» ABOUT THIS EXERCISE: Return each line of the data below verbatim; pictures are to be left out.

» DATA TO EXAMINE:
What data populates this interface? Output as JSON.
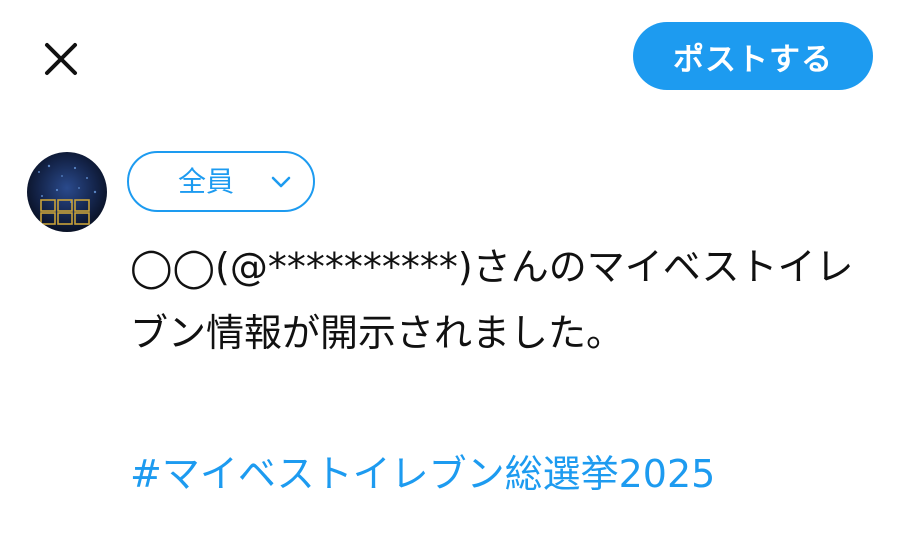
{
  "compose": {
    "post_button_label": "ポストする",
    "audience_label": "全員",
    "tweet_text": "◯◯(@**********)さんのマイベストイレブン情報が開示されました。",
    "hashtag": "#マイベストイレブン総選挙2025"
  },
  "icons": {
    "close": "close-icon",
    "chevron": "chevron-down-icon",
    "avatar": "avatar"
  },
  "colors": {
    "accent": "#1d9bf0",
    "text": "#111111",
    "background": "#ffffff"
  }
}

» TASK OUTPUT:
What data populates this interface? Output as JSON.
{
  "compose": {
    "post_button_label": "ポストする",
    "audience_label": "全員",
    "tweet_text": "◯◯(@**********)さんのマイベストイレブン情報が開示されました。",
    "hashtag": "#マイベストイレブン総選挙2025"
  },
  "icons": {
    "close": "close-icon",
    "chevron": "chevron-down-icon",
    "avatar": "avatar"
  },
  "colors": {
    "accent": "#1d9bf0",
    "text": "#111111",
    "background": "#ffffff"
  }
}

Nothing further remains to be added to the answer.